It had been over 12 hours since the process started at this point. As I had to do my day job, I just left it chugging away in the background while I got on with earning an income. Over 5 hours later, it finally came up for air – a desktop, but still not functioning.

Along the way, I saw various errors:
Error 0x80072EE7
The gpsvc service failed the sign-in – access is denied
windows\system32\config\systemprofile\desktop is unavailable

To add to my woes, it wanted to restart itself again, where it re-entered the 5+ hour loop. I still had work to get done, so I just let it be. No stopcodes this time, but still it didn’t work.

I couldn’t access safe mode, even with Recovery Tool USB access. Start Up Repair “couldn’t fix [the] PC”. Using the Recovery Tool, I was able to access the Command Prompt, where SFC /SCANNOW reported “Not enough memory resources are available to process this command” the first time, and then, after it went through 100%, “Windows Resource Protection could not perform the requested operation”. Attempting to use Restore Points was another failure – they were listed, but “unavailable”.

At this time, I decided it was time to try to restore the system image. Again, the gpsvc error. Apparently there had been some issue prior to the update attempt? I had to put it aside for a few days, until I got time to address it properly. By this stage, I was heading for an ISO file on a USB stick. This laptop now needs to be reset from the ground up, going back over all the metered connection, deferred updates, Customer Experience, Start Menu apps settings etc. etc. etc. – and I’m sure there’ll be something important I forget!

Having got the ISO installed, I was able to run SFC / SCANNOW and DISM /Online /Cleanup-Image /RestoreHealth. All 100% clear, thank goodness.

There are only 5-6 programs to reinstall. If this had been a production machine, I’d have dozens of programs to have to reinstall. It’s still going to take another day or two until I get it back to normal, as I have other things I need to prioritize. If I’m a bit cranky this weekend, you now know why!

I’m really lucky I have a wealth of knowledge, support and expertise here at my disposal. A normal home user would have ended up paying for professional technical support, and if it had been my production machine, would have resulted in a loss of chargeable hours. I’m counting my blessings!

 

SCCM + Intune = Microsoft Endpoint Manager

One of the biggest announcement at Ignite 2019 is the merging of System Center Configuration Manager and Microsoft Intune into the newly named Microsoft Endpoint Manager.

This follows Microsoft’s continued goal of simplifying branding for its service / management tool offerings.  Upon reviewing the 1911 Technical Preview (TP), you can see the changes within the updated console…

One of the better detailed summaries on this change can be found here in an article written by Kurt Mackie for Redmondmag.com … I guess now I have some motivation for installing the latest TP if I want to get hands on with the new product!

Chrome 0 Day Halloween Exploit

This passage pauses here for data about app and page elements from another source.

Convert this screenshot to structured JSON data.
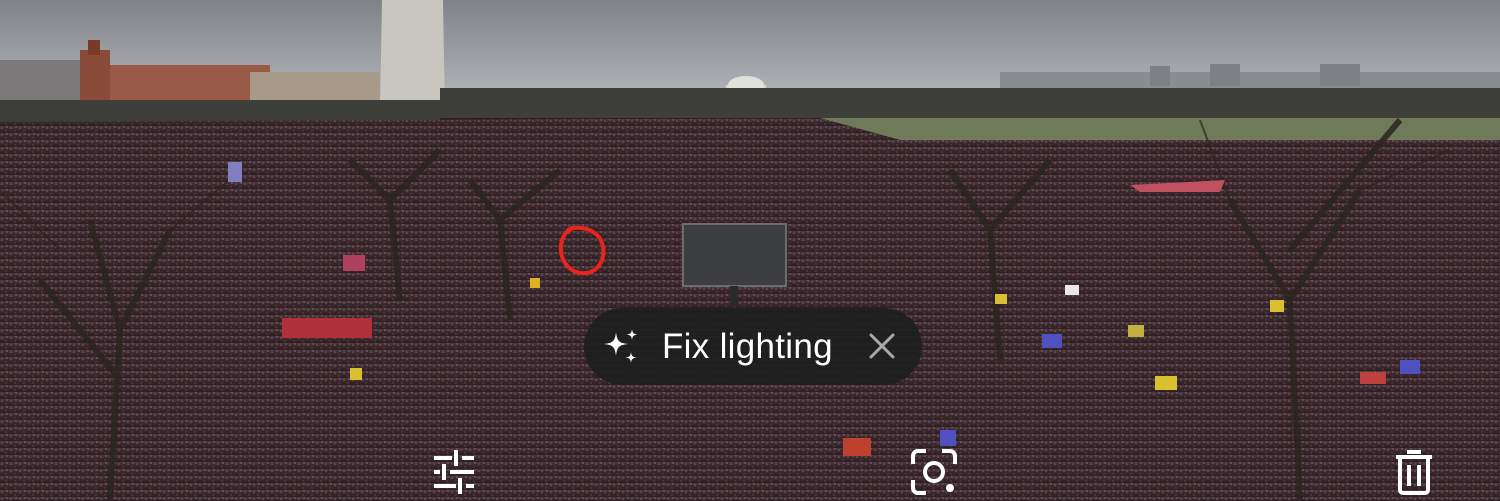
{
  "photo": {
    "subject": "crowd-on-national-mall-photo"
  },
  "suggestion_chip": {
    "label": "Fix lighting",
    "icon": "sparkle-icon",
    "dismiss_icon": "close-icon"
  },
  "bottom_toolbar": {
    "edit_icon": "sliders-icon",
    "lens_icon": "lens-icon",
    "delete_icon": "trash-icon"
  },
  "colors": {
    "chip_bg": "#1e1e20",
    "chip_text": "#ffffff",
    "annotation": "#e8241c"
  }
}
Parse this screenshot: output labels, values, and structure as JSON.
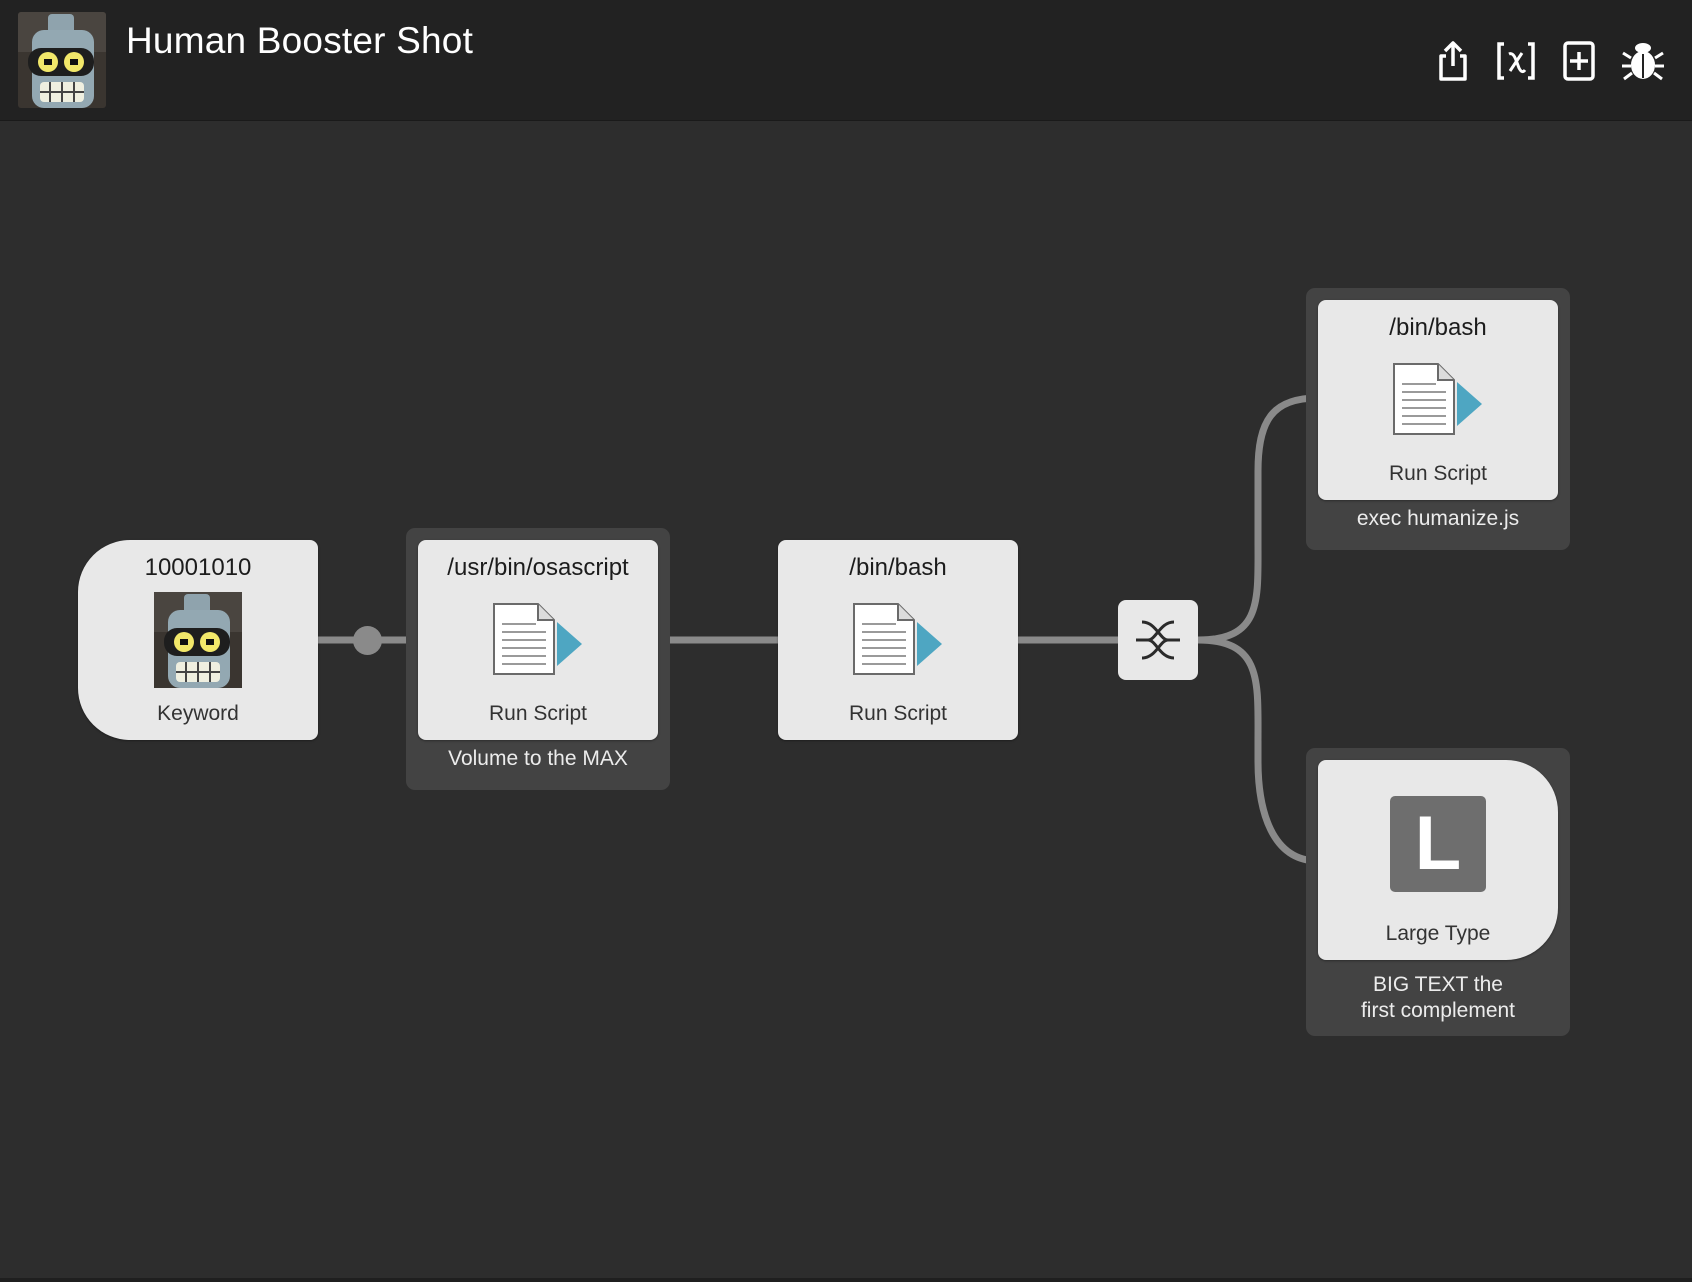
{
  "header": {
    "title": "Human Booster Shot",
    "buttons": [
      {
        "name": "share-icon"
      },
      {
        "name": "variables-icon"
      },
      {
        "name": "add-icon"
      },
      {
        "name": "debug-icon"
      }
    ]
  },
  "nodes": {
    "keyword": {
      "top": "10001010",
      "bottom": "Keyword"
    },
    "script1": {
      "top": "/usr/bin/osascript",
      "bottom": "Run Script",
      "caption": "Volume to the MAX"
    },
    "script2": {
      "top": "/bin/bash",
      "bottom": "Run Script"
    },
    "script3": {
      "top": "/bin/bash",
      "bottom": "Run Script",
      "caption": "exec humanize.js"
    },
    "largetype": {
      "letter": "L",
      "bottom": "Large Type",
      "caption_line1": "BIG TEXT the",
      "caption_line2": "first complement"
    }
  },
  "colors": {
    "background": "#2d2d2d",
    "header": "#222222",
    "node": "#e8e8e8",
    "wire": "#8a8a8a",
    "play_arrow": "#4ea6c2"
  }
}
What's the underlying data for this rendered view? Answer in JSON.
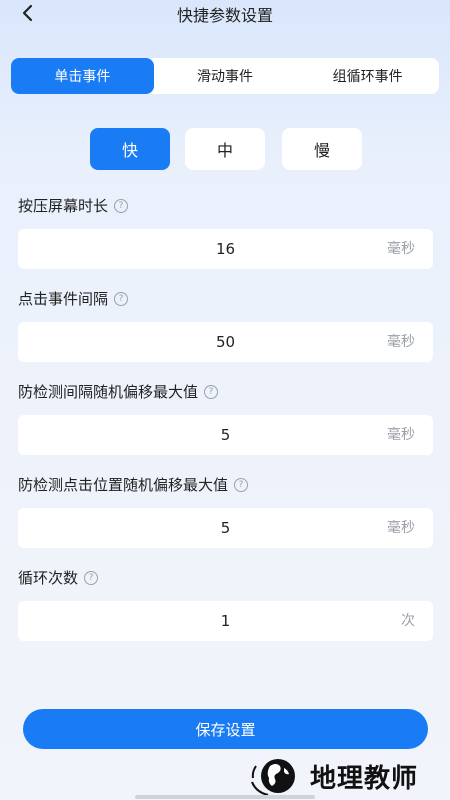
{
  "header": {
    "title": "快捷参数设置",
    "back_icon": "chevron-left-icon"
  },
  "tabs": [
    {
      "label": "单击事件",
      "active": true
    },
    {
      "label": "滑动事件",
      "active": false
    },
    {
      "label": "组循环事件",
      "active": false
    }
  ],
  "speed_options": [
    {
      "label": "快",
      "active": true
    },
    {
      "label": "中",
      "active": false
    },
    {
      "label": "慢",
      "active": false
    }
  ],
  "fields": [
    {
      "label": "按压屏幕时长",
      "value": "16",
      "unit": "毫秒"
    },
    {
      "label": "点击事件间隔",
      "value": "50",
      "unit": "毫秒"
    },
    {
      "label": "防检测间隔随机偏移最大值",
      "value": "5",
      "unit": "毫秒"
    },
    {
      "label": "防检测点击位置随机偏移最大值",
      "value": "5",
      "unit": "毫秒"
    },
    {
      "label": "循环次数",
      "value": "1",
      "unit": "次"
    }
  ],
  "help_icon_glyph": "?",
  "save_button": {
    "label": "保存设置"
  },
  "watermark": {
    "text": "地理教师"
  },
  "colors": {
    "accent": "#1a7cf5",
    "unit_text": "#9aa0a8"
  }
}
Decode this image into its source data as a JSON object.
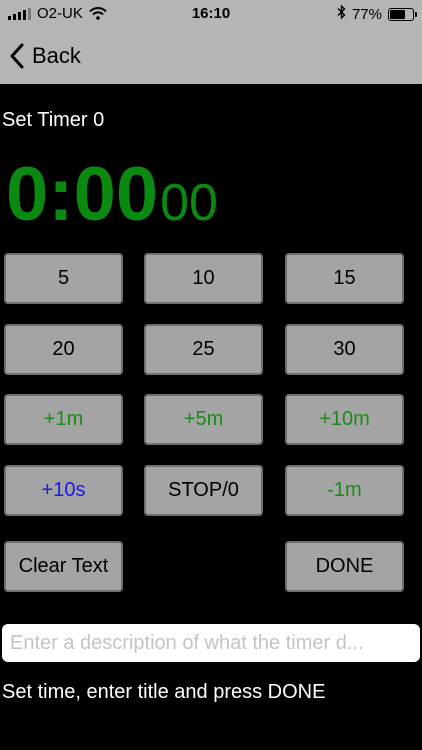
{
  "status_bar": {
    "carrier": "O2-UK",
    "time": "16:10",
    "battery_percent": "77%",
    "battery_level": 0.77,
    "icons": [
      "signal-icon",
      "wifi-icon",
      "bluetooth-icon",
      "battery-icon"
    ]
  },
  "nav": {
    "back_label": "Back"
  },
  "timer": {
    "title": "Set Timer 0",
    "main_display": "0:00",
    "seconds_display": "00",
    "color": "#0b8a12"
  },
  "buttons": {
    "b5": "5",
    "b10": "10",
    "b15": "15",
    "b20": "20",
    "b25": "25",
    "b30": "30",
    "plus1m": "+1m",
    "plus5m": "+5m",
    "plus10m": "+10m",
    "plus10s": "+10s",
    "stop": "STOP/0",
    "minus1m": "-1m",
    "clear_text": "Clear Text",
    "done": "DONE"
  },
  "description": {
    "value": "",
    "placeholder": "Enter a description of what the timer d..."
  },
  "hint": "Set time, enter title and press DONE",
  "colors": {
    "nav_bg": "#b5b5b5",
    "button_bg": "#a4a4a4",
    "green_text": "#1a8a1a",
    "blue_text": "#1a1aee"
  }
}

For the second time this year, Google has released information urging everyone to update to the latest version of Google Chrome to combat a 0 Day vulnerability found in previous versions.

Most configurations of Chrome should be auto updating but it is suggested to push out the updated version which is 78.0.3904.87

As stated in the ZDNet.com article here

Per Kaspersky, the zero-day was found being deployed on user devices via a Korean-language news portal. The Russian antivirus company said it couldn’t link the zero-day’s use to a specific hacking group, although there are some code similarities with past North Korean malware. The company is tracking the current attacks using this zero-day under a codename of “Operation WizardOpium.”

Bottom line, the odds of being affected by this are very slim but nevertheless its worth the due diligence and ensuring you are all patched up!